▸ Problem
Read the records below and report each line in which "that" occurs.

== Segment start ==

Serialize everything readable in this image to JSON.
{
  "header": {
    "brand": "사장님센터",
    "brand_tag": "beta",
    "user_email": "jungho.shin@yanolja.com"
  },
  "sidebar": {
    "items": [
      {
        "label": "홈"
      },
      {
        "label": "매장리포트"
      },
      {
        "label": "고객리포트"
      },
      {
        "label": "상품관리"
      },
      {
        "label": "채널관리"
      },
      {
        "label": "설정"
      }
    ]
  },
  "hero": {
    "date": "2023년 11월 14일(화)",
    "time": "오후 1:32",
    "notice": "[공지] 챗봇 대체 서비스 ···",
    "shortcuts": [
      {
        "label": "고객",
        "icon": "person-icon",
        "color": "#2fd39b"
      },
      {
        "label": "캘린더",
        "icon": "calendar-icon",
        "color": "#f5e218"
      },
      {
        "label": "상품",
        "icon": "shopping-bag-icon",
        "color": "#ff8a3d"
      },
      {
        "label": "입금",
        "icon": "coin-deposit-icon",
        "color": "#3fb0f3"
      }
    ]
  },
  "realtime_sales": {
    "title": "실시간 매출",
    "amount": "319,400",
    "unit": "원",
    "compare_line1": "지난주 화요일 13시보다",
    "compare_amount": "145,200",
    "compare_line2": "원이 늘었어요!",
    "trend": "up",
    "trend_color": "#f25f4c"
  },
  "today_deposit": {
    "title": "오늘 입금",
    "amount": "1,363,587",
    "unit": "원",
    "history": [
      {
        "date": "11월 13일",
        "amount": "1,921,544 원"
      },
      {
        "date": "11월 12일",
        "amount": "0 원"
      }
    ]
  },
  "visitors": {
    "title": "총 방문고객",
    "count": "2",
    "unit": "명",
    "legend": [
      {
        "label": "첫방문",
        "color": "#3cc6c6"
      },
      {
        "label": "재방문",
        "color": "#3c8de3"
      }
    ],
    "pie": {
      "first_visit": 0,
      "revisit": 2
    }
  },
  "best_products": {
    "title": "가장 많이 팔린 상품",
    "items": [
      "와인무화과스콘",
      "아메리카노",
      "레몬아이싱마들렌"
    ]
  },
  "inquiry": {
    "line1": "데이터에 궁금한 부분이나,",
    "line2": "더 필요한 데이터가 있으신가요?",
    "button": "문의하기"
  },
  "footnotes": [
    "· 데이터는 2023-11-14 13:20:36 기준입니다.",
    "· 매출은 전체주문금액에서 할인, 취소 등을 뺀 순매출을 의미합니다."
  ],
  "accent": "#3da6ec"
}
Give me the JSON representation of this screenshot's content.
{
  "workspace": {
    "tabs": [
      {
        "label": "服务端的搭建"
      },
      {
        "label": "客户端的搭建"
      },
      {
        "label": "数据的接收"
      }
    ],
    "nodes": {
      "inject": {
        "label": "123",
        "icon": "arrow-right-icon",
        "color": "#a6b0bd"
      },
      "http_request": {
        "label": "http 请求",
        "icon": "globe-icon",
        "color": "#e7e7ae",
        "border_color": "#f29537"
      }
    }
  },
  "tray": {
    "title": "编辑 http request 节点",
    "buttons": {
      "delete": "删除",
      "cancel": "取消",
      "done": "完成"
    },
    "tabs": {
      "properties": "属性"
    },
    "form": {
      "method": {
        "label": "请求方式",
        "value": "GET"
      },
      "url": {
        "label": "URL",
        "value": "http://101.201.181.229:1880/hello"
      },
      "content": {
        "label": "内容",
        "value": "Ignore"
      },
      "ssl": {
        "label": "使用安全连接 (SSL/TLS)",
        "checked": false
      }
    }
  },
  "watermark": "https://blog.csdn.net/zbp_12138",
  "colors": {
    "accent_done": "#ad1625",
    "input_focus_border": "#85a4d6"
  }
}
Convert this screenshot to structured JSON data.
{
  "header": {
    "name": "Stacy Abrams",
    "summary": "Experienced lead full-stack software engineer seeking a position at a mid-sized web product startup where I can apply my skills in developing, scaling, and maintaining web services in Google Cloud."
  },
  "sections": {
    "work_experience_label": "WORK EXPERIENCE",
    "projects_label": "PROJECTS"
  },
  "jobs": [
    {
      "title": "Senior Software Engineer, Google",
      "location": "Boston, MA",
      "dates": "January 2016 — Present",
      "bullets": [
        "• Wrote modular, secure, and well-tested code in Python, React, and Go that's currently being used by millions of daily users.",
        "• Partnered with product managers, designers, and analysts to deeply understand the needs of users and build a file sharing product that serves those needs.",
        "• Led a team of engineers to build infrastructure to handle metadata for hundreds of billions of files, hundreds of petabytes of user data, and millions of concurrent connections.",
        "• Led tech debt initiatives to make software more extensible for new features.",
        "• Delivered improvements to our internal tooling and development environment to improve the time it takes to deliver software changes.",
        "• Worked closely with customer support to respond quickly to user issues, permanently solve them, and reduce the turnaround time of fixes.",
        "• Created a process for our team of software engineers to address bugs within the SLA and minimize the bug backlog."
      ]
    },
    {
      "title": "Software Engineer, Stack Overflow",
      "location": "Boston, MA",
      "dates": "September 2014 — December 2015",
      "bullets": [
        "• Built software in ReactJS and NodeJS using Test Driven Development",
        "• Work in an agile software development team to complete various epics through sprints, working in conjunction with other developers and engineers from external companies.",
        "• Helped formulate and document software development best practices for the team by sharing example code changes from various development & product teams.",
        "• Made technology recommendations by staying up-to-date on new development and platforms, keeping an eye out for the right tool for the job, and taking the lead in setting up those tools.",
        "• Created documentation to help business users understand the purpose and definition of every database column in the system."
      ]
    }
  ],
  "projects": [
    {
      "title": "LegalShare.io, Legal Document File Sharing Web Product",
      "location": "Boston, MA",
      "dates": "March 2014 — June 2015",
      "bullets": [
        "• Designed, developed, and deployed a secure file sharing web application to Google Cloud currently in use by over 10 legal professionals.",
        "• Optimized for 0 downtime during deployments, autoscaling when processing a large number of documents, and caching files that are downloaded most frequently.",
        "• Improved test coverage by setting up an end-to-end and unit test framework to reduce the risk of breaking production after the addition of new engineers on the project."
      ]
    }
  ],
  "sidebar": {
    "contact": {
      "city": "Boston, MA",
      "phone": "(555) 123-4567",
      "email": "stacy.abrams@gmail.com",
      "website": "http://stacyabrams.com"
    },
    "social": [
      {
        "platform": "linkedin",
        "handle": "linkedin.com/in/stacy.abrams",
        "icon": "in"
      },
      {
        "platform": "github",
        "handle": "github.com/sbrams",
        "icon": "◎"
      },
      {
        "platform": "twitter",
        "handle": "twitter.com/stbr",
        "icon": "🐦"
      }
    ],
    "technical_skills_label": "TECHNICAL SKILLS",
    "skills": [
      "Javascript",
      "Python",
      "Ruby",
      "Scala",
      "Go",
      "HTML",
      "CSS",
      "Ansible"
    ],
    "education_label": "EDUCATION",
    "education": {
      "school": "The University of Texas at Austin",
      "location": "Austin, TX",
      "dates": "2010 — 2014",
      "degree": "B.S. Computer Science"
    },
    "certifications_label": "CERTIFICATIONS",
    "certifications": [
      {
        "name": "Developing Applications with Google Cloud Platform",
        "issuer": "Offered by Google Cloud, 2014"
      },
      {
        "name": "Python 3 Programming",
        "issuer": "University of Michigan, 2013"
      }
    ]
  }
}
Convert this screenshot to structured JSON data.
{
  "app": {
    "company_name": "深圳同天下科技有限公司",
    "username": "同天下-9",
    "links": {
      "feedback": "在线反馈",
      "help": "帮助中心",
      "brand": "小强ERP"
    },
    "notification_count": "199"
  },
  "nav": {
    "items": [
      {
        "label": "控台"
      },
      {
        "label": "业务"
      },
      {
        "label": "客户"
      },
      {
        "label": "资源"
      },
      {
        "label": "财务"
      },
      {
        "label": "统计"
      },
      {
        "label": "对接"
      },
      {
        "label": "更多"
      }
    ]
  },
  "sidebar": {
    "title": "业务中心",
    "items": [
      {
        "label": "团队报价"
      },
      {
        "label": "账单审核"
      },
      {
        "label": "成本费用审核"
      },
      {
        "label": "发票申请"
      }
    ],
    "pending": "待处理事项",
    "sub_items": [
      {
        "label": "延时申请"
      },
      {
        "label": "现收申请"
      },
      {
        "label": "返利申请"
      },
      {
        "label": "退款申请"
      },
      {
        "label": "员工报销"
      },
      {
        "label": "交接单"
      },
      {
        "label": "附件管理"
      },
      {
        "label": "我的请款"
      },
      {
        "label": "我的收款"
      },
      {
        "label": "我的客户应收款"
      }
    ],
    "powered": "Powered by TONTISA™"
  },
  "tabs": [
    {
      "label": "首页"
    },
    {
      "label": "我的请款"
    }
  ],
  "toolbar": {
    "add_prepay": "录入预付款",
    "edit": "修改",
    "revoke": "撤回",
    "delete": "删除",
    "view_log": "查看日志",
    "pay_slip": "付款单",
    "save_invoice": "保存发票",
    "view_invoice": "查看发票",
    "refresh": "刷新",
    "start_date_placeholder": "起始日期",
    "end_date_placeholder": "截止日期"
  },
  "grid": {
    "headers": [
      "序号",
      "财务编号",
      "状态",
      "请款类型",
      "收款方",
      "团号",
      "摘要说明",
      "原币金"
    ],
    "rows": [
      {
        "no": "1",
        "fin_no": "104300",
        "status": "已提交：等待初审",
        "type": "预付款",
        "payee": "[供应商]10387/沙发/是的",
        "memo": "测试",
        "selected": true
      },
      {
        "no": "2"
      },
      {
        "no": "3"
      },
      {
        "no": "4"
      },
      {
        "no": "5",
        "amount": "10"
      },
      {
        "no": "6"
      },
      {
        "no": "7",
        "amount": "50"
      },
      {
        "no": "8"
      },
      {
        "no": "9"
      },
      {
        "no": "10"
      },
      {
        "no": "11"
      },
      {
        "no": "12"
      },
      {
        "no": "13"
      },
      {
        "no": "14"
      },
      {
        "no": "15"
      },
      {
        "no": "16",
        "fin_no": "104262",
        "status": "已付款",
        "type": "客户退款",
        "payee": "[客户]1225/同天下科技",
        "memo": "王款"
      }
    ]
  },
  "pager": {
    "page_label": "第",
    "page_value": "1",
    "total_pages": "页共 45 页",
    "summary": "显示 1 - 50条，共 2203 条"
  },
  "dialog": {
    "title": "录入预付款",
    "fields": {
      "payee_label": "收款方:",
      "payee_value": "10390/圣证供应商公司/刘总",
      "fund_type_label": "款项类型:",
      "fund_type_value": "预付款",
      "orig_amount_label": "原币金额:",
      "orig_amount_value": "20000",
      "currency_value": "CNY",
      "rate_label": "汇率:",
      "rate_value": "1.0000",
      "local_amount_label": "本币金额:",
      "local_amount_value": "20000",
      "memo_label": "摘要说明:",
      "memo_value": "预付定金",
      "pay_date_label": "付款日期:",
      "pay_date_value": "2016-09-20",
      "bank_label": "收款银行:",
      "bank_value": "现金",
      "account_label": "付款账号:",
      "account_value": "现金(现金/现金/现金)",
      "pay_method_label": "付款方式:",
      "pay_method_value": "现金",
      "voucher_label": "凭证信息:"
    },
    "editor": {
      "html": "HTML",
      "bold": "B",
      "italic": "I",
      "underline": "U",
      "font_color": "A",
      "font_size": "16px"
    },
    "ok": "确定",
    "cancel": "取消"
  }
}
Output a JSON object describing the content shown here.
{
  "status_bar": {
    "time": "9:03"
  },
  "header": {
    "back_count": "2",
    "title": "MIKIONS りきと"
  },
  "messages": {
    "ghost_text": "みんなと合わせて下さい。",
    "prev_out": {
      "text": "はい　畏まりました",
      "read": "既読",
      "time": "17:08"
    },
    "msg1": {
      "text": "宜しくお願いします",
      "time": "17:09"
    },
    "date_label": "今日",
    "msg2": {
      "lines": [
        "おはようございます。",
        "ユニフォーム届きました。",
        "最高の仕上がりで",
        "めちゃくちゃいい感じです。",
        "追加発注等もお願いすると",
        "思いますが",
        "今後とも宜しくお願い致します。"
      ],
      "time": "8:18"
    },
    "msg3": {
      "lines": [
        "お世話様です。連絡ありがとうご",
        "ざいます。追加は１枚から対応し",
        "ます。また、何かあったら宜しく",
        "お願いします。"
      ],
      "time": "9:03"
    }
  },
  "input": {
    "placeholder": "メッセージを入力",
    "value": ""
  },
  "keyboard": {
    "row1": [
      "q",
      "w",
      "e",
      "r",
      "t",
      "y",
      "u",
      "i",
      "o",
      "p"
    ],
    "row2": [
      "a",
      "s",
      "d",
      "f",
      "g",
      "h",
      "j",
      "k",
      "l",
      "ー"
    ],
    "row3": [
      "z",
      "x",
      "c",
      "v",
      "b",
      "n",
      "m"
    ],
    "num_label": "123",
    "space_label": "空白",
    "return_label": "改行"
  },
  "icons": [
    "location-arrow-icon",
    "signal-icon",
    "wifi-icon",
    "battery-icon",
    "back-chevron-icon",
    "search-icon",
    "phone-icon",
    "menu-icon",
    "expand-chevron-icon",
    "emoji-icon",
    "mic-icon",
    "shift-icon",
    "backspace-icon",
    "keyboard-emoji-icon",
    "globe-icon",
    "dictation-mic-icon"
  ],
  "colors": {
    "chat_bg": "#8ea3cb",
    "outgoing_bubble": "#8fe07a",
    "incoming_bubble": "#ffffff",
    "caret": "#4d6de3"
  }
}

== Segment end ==

▸ Solution below
        "• Wrote modular, secure, and well-tested code in Python, React, and Go that's currently being used by millions of daily users.",
        "• Partnered with product managers, designers, and analysts to deeply understand the needs of users and build a file sharing product that serves those needs.",
        "• Optimized for 0 downtime during deployments, autoscaling when processing a large number of documents, and caching files that are downloaded most frequently.",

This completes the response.